The higher the operating leverage, the greater the multiplier effect of an increase in sales. For instance, assume that a company has an operating leverage of 0.2 and sales increase by 10%. This would be enough to increase the company’s operating income by 20%, because each percentage increase in sales translates to a 2-times higher percentage increase in operating income. Therefore, with a higher operating leverage, small changes in sales can have a big impact on the bottom line.
Operating leverage is an important concept for traders to understand in the Forex market. A high operating leverage means that small changes in sales can have a big impact on a company’s profits, while a low operating leverage means that larger changes in sales have to occur to generate a significant profit. By calculating and understanding the operating leverage of a company, traders can make more informed decisions when entering the market and make smarter decisions when placing trades.
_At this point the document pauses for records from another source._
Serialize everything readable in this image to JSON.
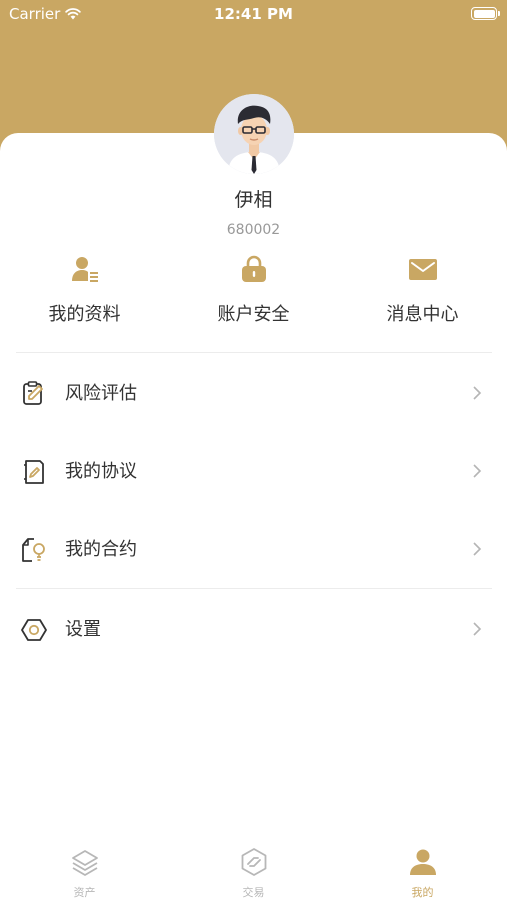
{
  "status_bar": {
    "carrier": "Carrier",
    "time": "12:41 PM"
  },
  "profile": {
    "name": "伊相",
    "id": "680002"
  },
  "quick_actions": [
    {
      "label": "我的资料",
      "icon": "profile-card-icon"
    },
    {
      "label": "账户安全",
      "icon": "lock-icon"
    },
    {
      "label": "消息中心",
      "icon": "mail-icon"
    }
  ],
  "menu": [
    {
      "label": "风险评估",
      "icon": "clipboard-edit-icon"
    },
    {
      "label": "我的协议",
      "icon": "document-edit-icon"
    },
    {
      "label": "我的合约",
      "icon": "contract-bulb-icon"
    },
    {
      "label": "设置",
      "icon": "hexagon-settings-icon"
    }
  ],
  "tabbar": [
    {
      "label": "资产",
      "icon": "layers-icon",
      "active": false
    },
    {
      "label": "交易",
      "icon": "trade-icon",
      "active": false
    },
    {
      "label": "我的",
      "icon": "user-icon",
      "active": true
    }
  ],
  "colors": {
    "accent": "#c9a763",
    "text": "#333333",
    "muted": "#999999",
    "tab_inactive": "#b7b7b7"
  }
}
Understanding The Operating Leverage Accounting Formula
Operating leverage is a measurement of how fixed costs, such as rent, salaries, and depreciation expenses, can affect the profitability of a business. By understanding the amount of operating leverage a company has, investors can better assess the risk associated with an investment. The operating leverage formula is used to measure the degree of operating leverage a company has.
The formula for calculating the degree of operating leverage is simple: total operating costs divided by total contribution margin. The total operating costs refer to the total cash outflows associated with the business operations, such as salaries and rent, minus operating cash outflows such as interest and taxes. Total contribution margin is calculated as total sales minus total operating costs.
How to Use The Operating Leverage Formula
To calculate the degree of operating leverage, simply divide the total operating costs by the total contribution margin. A higher degree of operating leverage means a company is more heavily exposed to risk.
For example, if a company has total operating costs of $800,000 and total contribution margin of $2,000,000, the degree of operating leverage can be calculated as 0.4, meaning the company is highly exposed to risks associated with any changes in sales and profits.
Limitations of The Operating Leverage Formula
The operating leverage formula is a simple tool to measure the degree of operating leverage; however, it is important to note that the formula is limited with regards to its accuracy.
For example, the formula may not accurately measure the degree of leverage in a company with a very large depreciation expense. In such a situation, the formula is likely to overestimate the level of risk associated with the company.
Another limitation of the formula is that it does not take into account all the operating costs associated with a company. In particular, the formula does not measure the impact of non-cash expenses, such as a company’s inventory reserve or allowance for bad debt.
Finally, the operating leverage formula does not take into account the differences between the fixed cost components of different businesses. For example, while some businesses may be more exposed to labor costs than others, the impact of labor costs will not be correctly taken into account in the formula.
Despite its limitations, the operating leverage formula can still be a useful tool for understanding the risk associated with a company’s investments. By understanding the degree of operating leverage a company has, investors can make more informed decisions about their investments.